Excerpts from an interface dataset
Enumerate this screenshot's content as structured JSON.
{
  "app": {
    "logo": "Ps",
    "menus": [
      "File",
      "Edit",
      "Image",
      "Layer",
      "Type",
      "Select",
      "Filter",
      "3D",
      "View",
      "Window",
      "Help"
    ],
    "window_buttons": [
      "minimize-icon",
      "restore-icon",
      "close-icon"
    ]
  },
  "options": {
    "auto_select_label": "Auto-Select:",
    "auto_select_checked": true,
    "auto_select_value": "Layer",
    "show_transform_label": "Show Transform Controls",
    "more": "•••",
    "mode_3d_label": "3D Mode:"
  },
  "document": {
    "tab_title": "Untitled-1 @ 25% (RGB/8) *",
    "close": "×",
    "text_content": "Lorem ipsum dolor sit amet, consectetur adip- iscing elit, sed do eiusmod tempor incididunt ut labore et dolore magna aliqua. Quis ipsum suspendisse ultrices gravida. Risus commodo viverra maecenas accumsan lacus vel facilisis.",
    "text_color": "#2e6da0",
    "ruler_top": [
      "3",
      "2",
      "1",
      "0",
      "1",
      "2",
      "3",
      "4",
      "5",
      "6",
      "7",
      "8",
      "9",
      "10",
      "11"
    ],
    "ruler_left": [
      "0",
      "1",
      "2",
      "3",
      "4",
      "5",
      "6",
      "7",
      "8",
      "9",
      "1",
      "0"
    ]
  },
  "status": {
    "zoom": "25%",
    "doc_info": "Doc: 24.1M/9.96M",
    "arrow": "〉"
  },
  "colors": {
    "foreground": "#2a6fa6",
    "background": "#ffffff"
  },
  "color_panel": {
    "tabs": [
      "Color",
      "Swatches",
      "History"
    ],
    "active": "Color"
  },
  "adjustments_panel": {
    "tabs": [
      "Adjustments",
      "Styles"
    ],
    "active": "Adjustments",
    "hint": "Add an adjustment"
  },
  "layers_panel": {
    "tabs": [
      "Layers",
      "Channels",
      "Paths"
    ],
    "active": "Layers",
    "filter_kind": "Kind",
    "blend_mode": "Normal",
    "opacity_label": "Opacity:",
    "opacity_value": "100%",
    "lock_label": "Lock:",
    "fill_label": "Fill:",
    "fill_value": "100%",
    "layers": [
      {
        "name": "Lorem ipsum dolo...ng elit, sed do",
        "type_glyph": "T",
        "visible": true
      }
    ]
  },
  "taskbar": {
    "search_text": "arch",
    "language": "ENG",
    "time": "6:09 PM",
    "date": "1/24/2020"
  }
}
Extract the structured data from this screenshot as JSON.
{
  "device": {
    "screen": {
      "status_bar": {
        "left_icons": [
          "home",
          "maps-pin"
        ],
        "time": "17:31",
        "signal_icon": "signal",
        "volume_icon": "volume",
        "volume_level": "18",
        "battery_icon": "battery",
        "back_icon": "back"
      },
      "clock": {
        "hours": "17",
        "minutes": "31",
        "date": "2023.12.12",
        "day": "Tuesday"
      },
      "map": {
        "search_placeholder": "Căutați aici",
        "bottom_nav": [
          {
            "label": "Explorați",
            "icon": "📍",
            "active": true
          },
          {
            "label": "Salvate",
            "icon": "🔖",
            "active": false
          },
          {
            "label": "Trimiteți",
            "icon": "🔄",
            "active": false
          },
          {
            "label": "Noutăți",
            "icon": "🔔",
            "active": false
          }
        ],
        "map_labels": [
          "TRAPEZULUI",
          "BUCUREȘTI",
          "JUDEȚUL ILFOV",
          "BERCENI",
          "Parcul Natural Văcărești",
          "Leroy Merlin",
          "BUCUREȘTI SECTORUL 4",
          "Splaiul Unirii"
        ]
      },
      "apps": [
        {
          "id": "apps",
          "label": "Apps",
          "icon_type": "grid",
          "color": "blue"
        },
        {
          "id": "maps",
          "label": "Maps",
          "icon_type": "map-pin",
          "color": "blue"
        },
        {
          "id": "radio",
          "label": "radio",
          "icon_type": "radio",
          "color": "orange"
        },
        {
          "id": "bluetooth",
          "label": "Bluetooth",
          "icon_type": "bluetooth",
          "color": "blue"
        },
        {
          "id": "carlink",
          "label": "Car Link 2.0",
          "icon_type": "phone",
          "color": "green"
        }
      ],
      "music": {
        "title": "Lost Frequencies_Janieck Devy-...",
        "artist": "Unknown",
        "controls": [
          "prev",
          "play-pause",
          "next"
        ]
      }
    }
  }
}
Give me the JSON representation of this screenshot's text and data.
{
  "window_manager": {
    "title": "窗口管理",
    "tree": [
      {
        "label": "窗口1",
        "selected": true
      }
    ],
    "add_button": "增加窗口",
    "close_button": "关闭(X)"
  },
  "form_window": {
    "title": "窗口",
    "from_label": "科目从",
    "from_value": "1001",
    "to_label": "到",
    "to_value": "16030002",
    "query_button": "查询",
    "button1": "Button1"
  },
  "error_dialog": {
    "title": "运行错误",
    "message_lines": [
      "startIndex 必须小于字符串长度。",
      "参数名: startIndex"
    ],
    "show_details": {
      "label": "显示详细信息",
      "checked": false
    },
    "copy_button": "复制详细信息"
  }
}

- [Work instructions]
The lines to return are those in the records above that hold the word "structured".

- [Solution to this problem]
Enumerate this screenshot's content as structured JSON.
Extract the structured data from this screenshot as JSON.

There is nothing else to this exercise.